### TASK DIRECTIONS
Among the entries below, copy every line that carries the word "JSON".

● ● ● ● ● ● ●

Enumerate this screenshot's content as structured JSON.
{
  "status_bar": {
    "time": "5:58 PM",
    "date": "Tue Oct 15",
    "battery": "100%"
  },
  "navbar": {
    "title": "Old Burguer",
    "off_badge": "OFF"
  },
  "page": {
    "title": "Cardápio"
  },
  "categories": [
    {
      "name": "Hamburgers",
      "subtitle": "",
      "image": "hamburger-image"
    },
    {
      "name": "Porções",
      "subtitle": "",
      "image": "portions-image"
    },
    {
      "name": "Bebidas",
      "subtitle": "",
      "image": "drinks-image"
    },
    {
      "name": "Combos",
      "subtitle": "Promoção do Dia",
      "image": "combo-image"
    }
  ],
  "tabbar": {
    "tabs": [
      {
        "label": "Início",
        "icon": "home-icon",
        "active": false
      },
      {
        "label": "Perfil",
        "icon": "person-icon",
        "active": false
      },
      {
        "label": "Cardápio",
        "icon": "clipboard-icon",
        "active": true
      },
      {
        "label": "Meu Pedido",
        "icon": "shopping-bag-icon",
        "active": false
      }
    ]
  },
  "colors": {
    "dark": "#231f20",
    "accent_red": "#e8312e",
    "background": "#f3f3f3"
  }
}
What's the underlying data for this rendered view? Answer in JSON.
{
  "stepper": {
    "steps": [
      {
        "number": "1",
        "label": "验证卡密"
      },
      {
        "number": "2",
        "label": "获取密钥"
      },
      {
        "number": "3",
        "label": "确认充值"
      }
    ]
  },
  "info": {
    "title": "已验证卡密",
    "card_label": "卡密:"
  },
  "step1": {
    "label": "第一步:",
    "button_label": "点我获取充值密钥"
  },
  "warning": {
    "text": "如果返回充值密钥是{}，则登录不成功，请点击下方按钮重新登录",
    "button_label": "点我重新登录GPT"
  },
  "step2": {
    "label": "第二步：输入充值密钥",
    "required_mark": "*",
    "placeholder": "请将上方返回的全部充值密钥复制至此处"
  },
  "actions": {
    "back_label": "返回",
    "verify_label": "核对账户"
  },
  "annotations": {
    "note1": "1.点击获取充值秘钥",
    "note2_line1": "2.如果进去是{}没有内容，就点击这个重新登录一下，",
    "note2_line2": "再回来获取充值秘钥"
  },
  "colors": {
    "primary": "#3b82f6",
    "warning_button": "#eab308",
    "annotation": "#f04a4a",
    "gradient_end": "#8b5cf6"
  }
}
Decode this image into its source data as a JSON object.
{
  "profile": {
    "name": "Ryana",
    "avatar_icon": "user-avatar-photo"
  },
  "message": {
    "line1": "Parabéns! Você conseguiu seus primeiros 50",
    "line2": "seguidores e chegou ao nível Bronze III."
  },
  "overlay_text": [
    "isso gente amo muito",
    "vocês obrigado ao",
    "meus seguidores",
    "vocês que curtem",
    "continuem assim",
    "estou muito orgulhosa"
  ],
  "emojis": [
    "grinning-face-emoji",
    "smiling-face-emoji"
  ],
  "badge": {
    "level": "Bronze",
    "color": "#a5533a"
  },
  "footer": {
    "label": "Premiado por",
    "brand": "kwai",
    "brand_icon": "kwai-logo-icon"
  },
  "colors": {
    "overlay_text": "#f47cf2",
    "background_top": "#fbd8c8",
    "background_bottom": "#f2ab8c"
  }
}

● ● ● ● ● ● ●

### EXERCISE ANSWER
Enumerate this screenshot's content as structured JSON.
What's the underlying data for this rendered view? Answer in JSON.
Decode this image into its source data as a JSON object.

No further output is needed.